Frank Zappa once issued a CD called Does Humor Belong in Music?, and it's a question he was obsessed with throughout his life. And probably one of the records that's most interesting to consider in this light is Cruising with Ruben and the Jets, because it's regularly taken to be a parody of sweet rock and roll, or doo-wop, with the idea that if you do a parody of something, you hate what you're parodying, and you're only doing it to trash it. But you can listen to Ruben and the Jets in a completely different way. My friend Danny Huston told me that he had had a love affair that broke up, and he went home and played Ruben and the Jets, and wept all the way through, and took it completely literally.

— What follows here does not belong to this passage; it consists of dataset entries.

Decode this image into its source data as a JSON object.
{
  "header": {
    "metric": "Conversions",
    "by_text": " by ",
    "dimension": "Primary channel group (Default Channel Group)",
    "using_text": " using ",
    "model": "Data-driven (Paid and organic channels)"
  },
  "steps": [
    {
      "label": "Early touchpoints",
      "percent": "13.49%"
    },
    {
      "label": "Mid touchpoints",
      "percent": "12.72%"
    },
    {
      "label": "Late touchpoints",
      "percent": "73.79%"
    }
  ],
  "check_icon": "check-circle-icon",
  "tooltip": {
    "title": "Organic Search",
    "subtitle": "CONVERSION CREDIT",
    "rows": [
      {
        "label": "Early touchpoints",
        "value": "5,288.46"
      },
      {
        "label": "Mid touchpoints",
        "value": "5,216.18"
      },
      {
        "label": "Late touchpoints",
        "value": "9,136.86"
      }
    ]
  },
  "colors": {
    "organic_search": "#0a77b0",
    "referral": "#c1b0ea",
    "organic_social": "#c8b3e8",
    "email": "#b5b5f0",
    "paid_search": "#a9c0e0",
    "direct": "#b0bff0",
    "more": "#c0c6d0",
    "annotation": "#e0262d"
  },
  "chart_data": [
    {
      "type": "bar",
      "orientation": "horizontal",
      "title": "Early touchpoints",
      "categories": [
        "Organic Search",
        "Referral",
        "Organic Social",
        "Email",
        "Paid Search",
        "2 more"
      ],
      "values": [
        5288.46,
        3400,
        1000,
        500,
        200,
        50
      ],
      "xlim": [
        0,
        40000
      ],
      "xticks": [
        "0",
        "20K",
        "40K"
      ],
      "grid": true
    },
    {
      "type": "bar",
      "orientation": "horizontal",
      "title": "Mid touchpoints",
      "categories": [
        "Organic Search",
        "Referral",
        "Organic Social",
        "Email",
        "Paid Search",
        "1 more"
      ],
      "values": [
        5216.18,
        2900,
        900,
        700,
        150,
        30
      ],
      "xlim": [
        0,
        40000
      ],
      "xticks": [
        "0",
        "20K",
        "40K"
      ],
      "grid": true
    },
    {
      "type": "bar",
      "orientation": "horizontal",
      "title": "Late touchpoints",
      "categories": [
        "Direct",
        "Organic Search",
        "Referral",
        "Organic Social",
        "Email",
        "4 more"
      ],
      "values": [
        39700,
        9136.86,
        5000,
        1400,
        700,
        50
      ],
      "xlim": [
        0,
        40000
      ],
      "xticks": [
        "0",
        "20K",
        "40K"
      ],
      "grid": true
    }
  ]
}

That's Ben Watson, speaking in Frank Zappa and the Mothers of Invention: In the 1960s, about what Zappa called his "neo-classical" album, Ruben and the Jets.
Stumbled across this last night and thought it would make a nice addition to the Jarrett and Sardelli posts.
Is it possible to ridicule (or critique) something and to love it -- I mean really love it -- at the same time?
I think so. In fact, I would say that this is one of the more productive and useful dynamics in all of creativity -- it's one way of separating yourself from the things that have inspired you, so as to not merely reproduce what has gone before.
I would also suggest that the best human relationships are like this. No true love happens purely. Our honest disappointment in each other, our outsider's cold objectivity, makes our affection that much more meaningful.